“That’s a big problem with a lot of people. They know the right answer, they know what to do, and yet they choose to do something wrong. It’s about standing for what you believe in, and doing what you believe is right, and not doing something you know is wrong because you have done it all your life. Taking action is a huge part of stopping drinking.
“It depends if you want to do better for yourself or not? If you are happy with what you have, or do, then fine. Understanding you have a choice, and that you can make decisions for the better is a thing that not a lot of people understand.”
Where did the decision to quit arise?
“In the beginning of the year, I made a friendly bet to not drink. We did it for a while but I didn’t want it to be for a bet. So I dropped the bet. I didn’t want to do it for that reason. I wanted to set an example and I feel a lot of people look up to me in the poker community so it was important.
“I can be fun, happy and be myself without drinking. People are afraid that if they have always drank in a social situation then they won’t be comfortable when they don’t. I don’t have that problem. So I just quit and I haven’t had a problem with it to be honest. Once you know that something isn’t good, and you don’t want to do it, and you have looked at it from every different angle, then why are you doing it?”
The poker world is a catered for the young: drugs, women, and alcohol—all the vices. How does Anderson deal with the peer pressure?
“I have a lot of friends that have the same beliefs as me, so it’s not so hard for me. It’s the same with my girlfriend. I am not afraid to stand—alone. Most of my friends know who I am and that I stand strong. So if someone is going to do cocaine or something like that, then they know my name is not going to be on that list.
“I feel like I am a teacher and a leader. I think it’s the way I was raised. I have never asked people to help me. I have tried to do things myself, and I have learned a lot along the way. I have a strong opinion on things, I am not the life of the party, I hang around with people who like to joke and have fun because I am quieter, but I stand strong on my beliefs.”
What advice would you give to other who would like to quit drinking?
“Look at your life. Step back, maybe meditate and think about what you want; what your goals are and if you think alcohol is in your way then slowly take steps to remove it from your life. Take baby steps, drink occasionally, or try to reduce it every night, and ease into it slowly so your body can adapt to it.

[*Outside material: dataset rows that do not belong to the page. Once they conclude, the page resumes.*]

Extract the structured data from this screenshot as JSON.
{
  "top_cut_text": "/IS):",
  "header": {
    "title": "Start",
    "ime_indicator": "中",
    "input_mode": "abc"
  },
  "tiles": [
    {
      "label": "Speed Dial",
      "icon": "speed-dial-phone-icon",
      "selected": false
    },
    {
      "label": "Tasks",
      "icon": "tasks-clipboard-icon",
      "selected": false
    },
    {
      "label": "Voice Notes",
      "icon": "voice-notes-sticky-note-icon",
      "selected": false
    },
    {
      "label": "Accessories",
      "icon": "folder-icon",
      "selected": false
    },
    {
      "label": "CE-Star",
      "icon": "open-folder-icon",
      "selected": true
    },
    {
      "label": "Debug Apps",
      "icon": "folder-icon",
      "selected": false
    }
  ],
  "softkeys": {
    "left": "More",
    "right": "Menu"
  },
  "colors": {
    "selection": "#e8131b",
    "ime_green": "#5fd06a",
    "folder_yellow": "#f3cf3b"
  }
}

“If you replace all the time spent in the bar, spent drinking, getting bad sleep, waking up not feeling good—and if you spent that time doing self betterment things, imagine who you could become? People think they are in too deep and can’t get out. You are never too deep to get out. You have the right to be happy and have a good life. You are worth it. Make different choices.”